INPUT RECORDS
....

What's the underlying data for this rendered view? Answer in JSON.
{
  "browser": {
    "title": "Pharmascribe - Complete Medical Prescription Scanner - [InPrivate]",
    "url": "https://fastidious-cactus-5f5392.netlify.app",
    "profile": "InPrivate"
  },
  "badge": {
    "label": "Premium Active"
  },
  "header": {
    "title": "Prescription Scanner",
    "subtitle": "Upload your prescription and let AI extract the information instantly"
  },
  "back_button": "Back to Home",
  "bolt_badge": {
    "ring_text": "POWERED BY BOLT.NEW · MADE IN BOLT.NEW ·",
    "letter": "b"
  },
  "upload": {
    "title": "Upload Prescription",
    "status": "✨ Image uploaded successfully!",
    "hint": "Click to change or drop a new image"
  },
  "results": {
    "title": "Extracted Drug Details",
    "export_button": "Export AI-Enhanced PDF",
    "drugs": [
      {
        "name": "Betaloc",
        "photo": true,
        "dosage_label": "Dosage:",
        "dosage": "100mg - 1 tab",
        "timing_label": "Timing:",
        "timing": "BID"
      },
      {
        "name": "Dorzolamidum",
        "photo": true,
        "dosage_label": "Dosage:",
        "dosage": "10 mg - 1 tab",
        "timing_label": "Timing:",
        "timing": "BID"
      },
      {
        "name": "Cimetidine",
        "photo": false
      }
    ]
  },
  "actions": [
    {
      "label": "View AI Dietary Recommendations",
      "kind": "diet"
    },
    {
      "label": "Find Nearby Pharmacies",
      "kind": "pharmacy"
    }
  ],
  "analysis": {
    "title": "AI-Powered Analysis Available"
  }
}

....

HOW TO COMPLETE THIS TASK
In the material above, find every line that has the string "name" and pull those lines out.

OUTPUT OF THE TASK
        "name": "Betaloc",
        "name": "Dorzolamidum",
        "name": "Cimetidine",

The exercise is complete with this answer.